Crime wave in Linstead
THE EDITOR, Sir:
'Carry me ackee go Linstead Market, not a quattie wut sell.'
Despite 'not a quattie wut sell', Linstead was a happier and safer place in the days when Louise Bennett sang that catchy tune.
Today, Linstead Market is an unholy mess crammed into a corner of traffic-congested Fletchers Avenue. If you have to venture into the market, it is advisable to keep your hand very, very close to your purse or wallet.
But, never mind, Linstead has a much bigger problem than petty thievery. A crime wave has ravaged this once peaceful town to its very foundation. It's called extortion. This is another name for blackmail - blackmail with a deadly twist.
Unscrupulous individuals demand that business owners pay them thousands of dollars in return for what they call protection. It is unclear what they mean by protection. What is clear, however, is that the owners will either have their businesses burnt to the ground if they don't comply or get murdered.
In recent years, a number of business owners have been murdered. Within the last few weeks, two supermarkets, one grocery and one hardware store were burnt. The public has not been spared other forms of crime, such as robbery. Two couples were tied up and robbed in their homes.
Stigmatised by their incompetence, the Linstead police do not enjoy the trust and confidence of the public. This was borne out when a friend was robbed by a lone gunman. A distress call was immediately placed by one of his employees to her husband in Kingston, as well as to the Linstead Police Station.
In truth, the police did finally arrive at the scene of the robbery, announcing their presence with the usual blaring of sirens and the screeching of brakes. Not surprisingly, the gunman had escaped and, unbelievably, the employee's husband had already arrived from Kingston and was waiting to greet the police!

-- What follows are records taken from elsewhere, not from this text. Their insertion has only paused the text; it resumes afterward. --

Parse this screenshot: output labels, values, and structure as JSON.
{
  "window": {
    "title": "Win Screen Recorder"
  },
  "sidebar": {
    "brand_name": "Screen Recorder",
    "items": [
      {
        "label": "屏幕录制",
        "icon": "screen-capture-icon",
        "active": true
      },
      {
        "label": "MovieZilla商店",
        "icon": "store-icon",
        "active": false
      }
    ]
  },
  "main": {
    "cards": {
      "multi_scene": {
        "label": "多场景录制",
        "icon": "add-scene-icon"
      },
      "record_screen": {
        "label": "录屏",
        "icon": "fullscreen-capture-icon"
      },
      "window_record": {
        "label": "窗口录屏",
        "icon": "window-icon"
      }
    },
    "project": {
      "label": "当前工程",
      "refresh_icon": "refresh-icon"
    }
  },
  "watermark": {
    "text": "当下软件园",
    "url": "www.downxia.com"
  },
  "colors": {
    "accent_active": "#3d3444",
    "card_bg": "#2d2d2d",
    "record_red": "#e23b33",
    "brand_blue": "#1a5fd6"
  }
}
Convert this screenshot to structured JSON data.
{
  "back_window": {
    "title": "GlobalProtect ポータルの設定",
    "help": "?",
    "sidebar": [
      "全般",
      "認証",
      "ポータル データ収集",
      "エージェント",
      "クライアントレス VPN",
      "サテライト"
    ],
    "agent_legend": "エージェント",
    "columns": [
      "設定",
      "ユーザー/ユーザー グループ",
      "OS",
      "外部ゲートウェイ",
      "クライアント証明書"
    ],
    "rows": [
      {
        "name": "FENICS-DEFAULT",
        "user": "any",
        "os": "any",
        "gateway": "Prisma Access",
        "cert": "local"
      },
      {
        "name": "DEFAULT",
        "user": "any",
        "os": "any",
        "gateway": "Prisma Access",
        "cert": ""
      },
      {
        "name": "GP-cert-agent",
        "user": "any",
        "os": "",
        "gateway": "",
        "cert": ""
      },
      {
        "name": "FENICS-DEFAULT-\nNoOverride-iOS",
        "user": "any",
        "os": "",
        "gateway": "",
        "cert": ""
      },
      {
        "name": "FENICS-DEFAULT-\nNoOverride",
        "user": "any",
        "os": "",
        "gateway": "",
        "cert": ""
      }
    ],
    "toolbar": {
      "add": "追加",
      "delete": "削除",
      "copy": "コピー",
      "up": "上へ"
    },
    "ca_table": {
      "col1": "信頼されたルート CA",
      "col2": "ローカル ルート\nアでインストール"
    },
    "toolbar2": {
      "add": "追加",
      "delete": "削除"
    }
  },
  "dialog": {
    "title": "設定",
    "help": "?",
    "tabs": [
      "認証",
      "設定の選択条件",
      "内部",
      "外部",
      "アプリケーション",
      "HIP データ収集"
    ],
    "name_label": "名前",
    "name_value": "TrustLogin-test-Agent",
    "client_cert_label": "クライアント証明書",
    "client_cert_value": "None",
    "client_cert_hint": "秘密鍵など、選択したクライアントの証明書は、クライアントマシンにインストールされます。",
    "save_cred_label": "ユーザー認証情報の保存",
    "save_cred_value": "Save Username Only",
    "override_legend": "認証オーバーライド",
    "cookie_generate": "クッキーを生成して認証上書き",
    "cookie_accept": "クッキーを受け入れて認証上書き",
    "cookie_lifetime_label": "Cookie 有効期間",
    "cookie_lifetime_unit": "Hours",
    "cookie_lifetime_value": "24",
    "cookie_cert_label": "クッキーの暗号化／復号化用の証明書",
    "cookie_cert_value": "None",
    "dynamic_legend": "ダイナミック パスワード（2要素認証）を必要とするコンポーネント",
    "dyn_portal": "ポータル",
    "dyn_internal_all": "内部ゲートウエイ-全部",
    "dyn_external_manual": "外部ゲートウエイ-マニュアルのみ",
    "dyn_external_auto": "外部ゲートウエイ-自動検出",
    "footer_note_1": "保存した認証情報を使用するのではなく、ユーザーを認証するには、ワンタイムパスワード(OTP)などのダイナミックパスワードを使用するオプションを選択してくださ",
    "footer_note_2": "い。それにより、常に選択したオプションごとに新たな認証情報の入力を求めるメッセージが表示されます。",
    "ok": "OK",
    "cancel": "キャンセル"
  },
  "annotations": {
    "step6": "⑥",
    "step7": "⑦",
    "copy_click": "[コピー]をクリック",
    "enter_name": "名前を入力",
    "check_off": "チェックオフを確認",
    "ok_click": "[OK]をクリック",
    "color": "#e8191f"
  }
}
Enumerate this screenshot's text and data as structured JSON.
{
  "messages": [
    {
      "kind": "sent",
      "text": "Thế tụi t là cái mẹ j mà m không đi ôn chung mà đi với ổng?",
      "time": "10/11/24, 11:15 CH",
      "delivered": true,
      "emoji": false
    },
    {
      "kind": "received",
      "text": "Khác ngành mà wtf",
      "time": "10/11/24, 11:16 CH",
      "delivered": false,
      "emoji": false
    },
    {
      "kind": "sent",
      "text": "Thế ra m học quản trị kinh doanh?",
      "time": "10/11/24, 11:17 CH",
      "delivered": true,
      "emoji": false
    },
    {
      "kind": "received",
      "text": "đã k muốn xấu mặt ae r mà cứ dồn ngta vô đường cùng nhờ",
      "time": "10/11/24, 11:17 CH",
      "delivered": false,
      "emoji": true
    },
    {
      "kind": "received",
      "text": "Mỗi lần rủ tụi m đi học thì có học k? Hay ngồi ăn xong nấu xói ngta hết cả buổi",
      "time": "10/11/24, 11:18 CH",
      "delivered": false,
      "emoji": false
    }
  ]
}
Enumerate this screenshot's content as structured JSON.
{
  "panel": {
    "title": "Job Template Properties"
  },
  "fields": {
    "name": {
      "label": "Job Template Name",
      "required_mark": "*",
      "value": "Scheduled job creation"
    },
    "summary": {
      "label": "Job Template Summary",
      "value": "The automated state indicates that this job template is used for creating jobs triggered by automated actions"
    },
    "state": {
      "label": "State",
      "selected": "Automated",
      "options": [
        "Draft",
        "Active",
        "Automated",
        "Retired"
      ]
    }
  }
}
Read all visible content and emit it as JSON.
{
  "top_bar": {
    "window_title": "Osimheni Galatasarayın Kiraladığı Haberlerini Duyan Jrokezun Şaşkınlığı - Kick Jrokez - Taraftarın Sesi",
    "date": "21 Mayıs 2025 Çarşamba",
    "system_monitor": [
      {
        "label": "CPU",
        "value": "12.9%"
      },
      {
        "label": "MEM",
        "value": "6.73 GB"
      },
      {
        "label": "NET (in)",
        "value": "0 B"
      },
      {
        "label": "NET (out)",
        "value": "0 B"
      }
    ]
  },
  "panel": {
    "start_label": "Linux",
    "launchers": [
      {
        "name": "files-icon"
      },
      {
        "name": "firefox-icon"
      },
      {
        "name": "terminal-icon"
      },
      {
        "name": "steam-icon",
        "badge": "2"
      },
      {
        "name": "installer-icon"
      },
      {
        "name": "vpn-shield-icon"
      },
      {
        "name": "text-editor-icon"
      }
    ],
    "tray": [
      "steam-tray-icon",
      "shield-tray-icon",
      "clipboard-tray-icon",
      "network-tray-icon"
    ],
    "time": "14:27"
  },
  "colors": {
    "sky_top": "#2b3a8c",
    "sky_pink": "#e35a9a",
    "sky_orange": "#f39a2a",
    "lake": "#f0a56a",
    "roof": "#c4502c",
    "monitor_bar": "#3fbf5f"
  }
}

Do the police know what is happening to Linstead? Does Jamaica know what is happening in Linstead? I think not.